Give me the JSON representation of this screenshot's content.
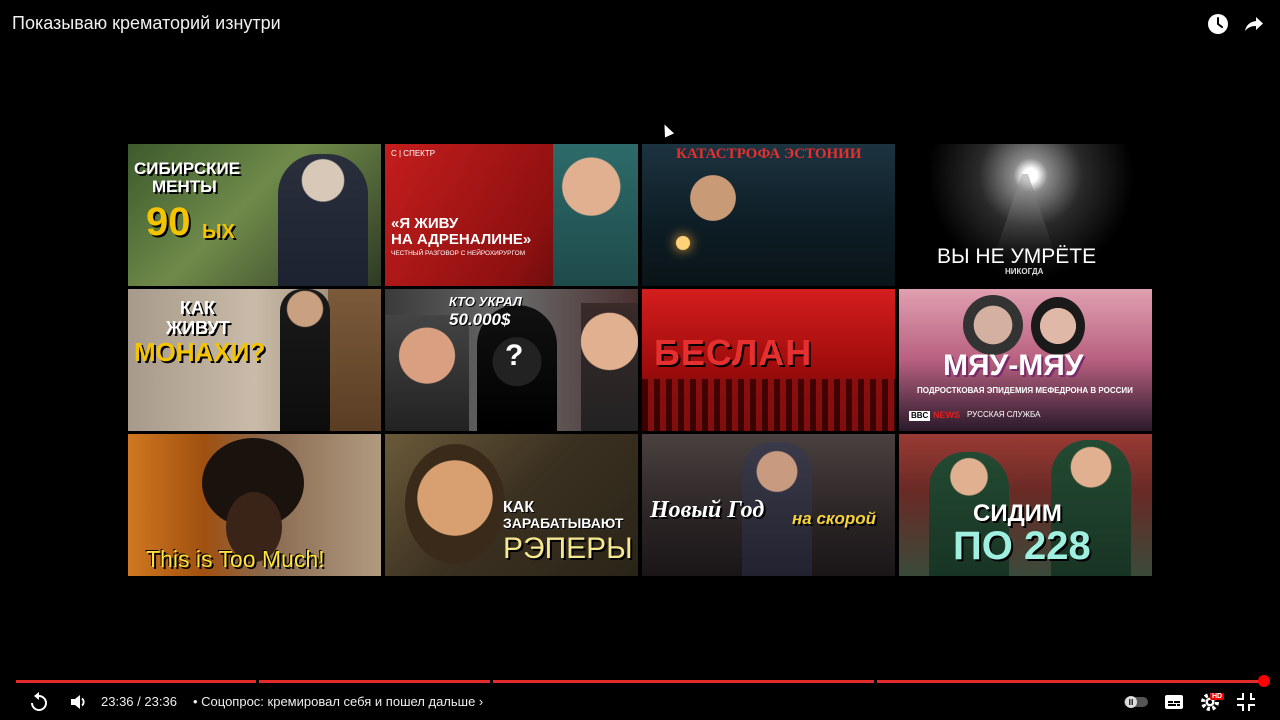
{
  "video": {
    "title": "Показываю крематорий изнутри"
  },
  "top_actions": {
    "watch_later_icon": "clock-icon",
    "share_icon": "share-arrow-icon"
  },
  "endscreen": {
    "tiles": [
      {
        "lines": [
          "СИБИРСКИЕ",
          "МЕНТЫ",
          "90",
          "ЫХ"
        ]
      },
      {
        "lines": [
          "С | СПЕКТР",
          "«Я ЖИВУ",
          "НА АДРЕНАЛИНЕ»",
          "ЧЕСТНЫЙ РАЗГОВОР С НЕЙРОХИРУРГОМ"
        ]
      },
      {
        "lines": [
          "КАТАСТРОФА ЭСТОНИИ"
        ]
      },
      {
        "lines": [
          "ВЫ НЕ УМРЁТЕ",
          "НИКОГДА"
        ]
      },
      {
        "lines": [
          "КАК",
          "ЖИВУТ",
          "МОНАХИ?"
        ]
      },
      {
        "lines": [
          "КТО УКРАЛ",
          "50.000$",
          "?"
        ]
      },
      {
        "lines": [
          "БЕСЛАН"
        ]
      },
      {
        "lines": [
          "МЯУ-МЯУ",
          "ПОДРОСТКОВАЯ ЭПИДЕМИЯ МЕФЕДРОНА В РОССИИ",
          "BBC",
          "NEWS",
          "РУССКАЯ СЛУЖБА"
        ]
      },
      {
        "lines": [
          "This is Too Much!"
        ]
      },
      {
        "lines": [
          "КАК",
          "ЗАРАБАТЫВАЮТ",
          "РЭПЕРЫ"
        ]
      },
      {
        "lines": [
          "Новый Год",
          "на скорой"
        ]
      },
      {
        "lines": [
          "СИДИМ",
          "ПО 228"
        ]
      }
    ]
  },
  "player": {
    "time_current": "23:36",
    "time_separator": " / ",
    "time_total": "23:36",
    "chapter_title": "• Соцопрос: кремировал себя и пошел дальше ›",
    "played_fraction": 1.0,
    "hd_badge": "HD",
    "colors": {
      "progress": "#e32b2b",
      "scrubber": "#ff0000"
    }
  }
}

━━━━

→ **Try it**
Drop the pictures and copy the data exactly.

→ **Exercise output**
Give me the JSON representation of this screenshot's content.
{
  "video": {
    "title": "Показываю крематорий изнутри"
  },
  "top_actions": {
    "watch_later_icon": "clock-icon",
    "share_icon": "share-arrow-icon"
  },
  "endscreen": {
    "tiles": [
      {
        "lines": [
          "СИБИРСКИЕ",
          "МЕНТЫ",
          "90",
          "ЫХ"
        ]
      },
      {
        "lines": [
          "С | СПЕКТР",
          "«Я ЖИВУ",
          "НА АДРЕНАЛИНЕ»",
          "ЧЕСТНЫЙ РАЗГОВОР С НЕЙРОХИРУРГОМ"
        ]
      },
      {
        "lines": [
          "КАТАСТРОФА ЭСТОНИИ"
        ]
      },
      {
        "lines": [
          "ВЫ НЕ УМРЁТЕ",
          "НИКОГДА"
        ]
      },
      {
        "lines": [
          "КАК",
          "ЖИВУТ",
          "МОНАХИ?"
        ]
      },
      {
        "lines": [
          "КТО УКРАЛ",
          "50.000$",
          "?"
        ]
      },
      {
        "lines": [
          "БЕСЛАН"
        ]
      },
      {
        "lines": [
          "МЯУ-МЯУ",
          "ПОДРОСТКОВАЯ ЭПИДЕМИЯ МЕФЕДРОНА В РОССИИ",
          "BBC",
          "NEWS",
          "РУССКАЯ СЛУЖБА"
        ]
      },
      {
        "lines": [
          "This is Too Much!"
        ]
      },
      {
        "lines": [
          "КАК",
          "ЗАРАБАТЫВАЮТ",
          "РЭПЕРЫ"
        ]
      },
      {
        "lines": [
          "Новый Год",
          "на скорой"
        ]
      },
      {
        "lines": [
          "СИДИМ",
          "ПО 228"
        ]
      }
    ]
  },
  "player": {
    "time_current": "23:36",
    "time_separator": " / ",
    "time_total": "23:36",
    "chapter_title": "• Соцопрос: кремировал себя и пошел дальше ›",
    "played_fraction": 1.0,
    "hd_badge": "HD",
    "colors": {
      "progress": "#e32b2b",
      "scrubber": "#ff0000"
    }
  }
}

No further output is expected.